The air potato leaf beetle is very selective in its diet and only consumes D. bulbifera even excluding all other species of Dioscorea[3]. Research done by the University of Florida has found that beetle establishment in release sites has led to “reduced height of vines, decreased bulbil production, and most importantly, an increase in native vegetation”[3].

Seminole county is one of the release sites for this remarkable and successful form of biocontrol. Through this biocontrol program, professionals were able to contribute to the restoration of Florida’s ecological balance. The air potato leaf beetle is an investment for our future and a vital part of the preservation and conservation of our natural lands. To find out more about the amazing air potato leaf beetle check out the USDAs website: bcrcl.ifas. ufl.edu/airpotatofiles/aboutairpotatoprogram.shtml

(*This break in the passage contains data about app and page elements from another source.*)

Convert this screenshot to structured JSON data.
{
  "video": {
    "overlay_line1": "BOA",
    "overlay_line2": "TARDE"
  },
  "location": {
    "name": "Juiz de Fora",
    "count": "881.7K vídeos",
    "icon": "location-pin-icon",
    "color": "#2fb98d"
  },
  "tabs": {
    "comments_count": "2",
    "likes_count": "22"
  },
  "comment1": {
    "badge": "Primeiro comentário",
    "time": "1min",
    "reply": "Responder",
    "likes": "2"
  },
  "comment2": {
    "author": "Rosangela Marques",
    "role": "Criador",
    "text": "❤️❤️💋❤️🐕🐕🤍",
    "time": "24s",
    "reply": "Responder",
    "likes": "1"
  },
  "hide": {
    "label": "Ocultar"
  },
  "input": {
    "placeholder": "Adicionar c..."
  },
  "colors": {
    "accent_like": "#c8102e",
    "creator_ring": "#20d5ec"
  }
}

[1] plants.ifas.ufl.edu/manage/control-methods/biological-control/
[2 www.fleppc.org/Manage_Plans/AirpotatoManagementPlan_Final.pdf 
[3]plants.ifas.ufl.edu/plant-directory/dioscorea-bulbifera/ 
[4] bcrcl.ifas.ufl.edu/airpotatofiles/aboutairpotatoprogram.shtml 
[5] entnemdept.ufl.edu/creatures/BENEFICIAL/BEETLES/air_potato_leaf_beetle.htm

______________________________________________________________________________
This blog was reprinted with permission from the Frond Forum, the newsletter of the Cuplet Fern Chapter of the Florida Native Plant Society. If your chapter publishes informative articles that you would like to share, please send them to me for review. I am especially interested in getting plant profiles and "What's in Bloom?" from different areas of the state.

Donna Bollenbach, Social Media Director/FNPS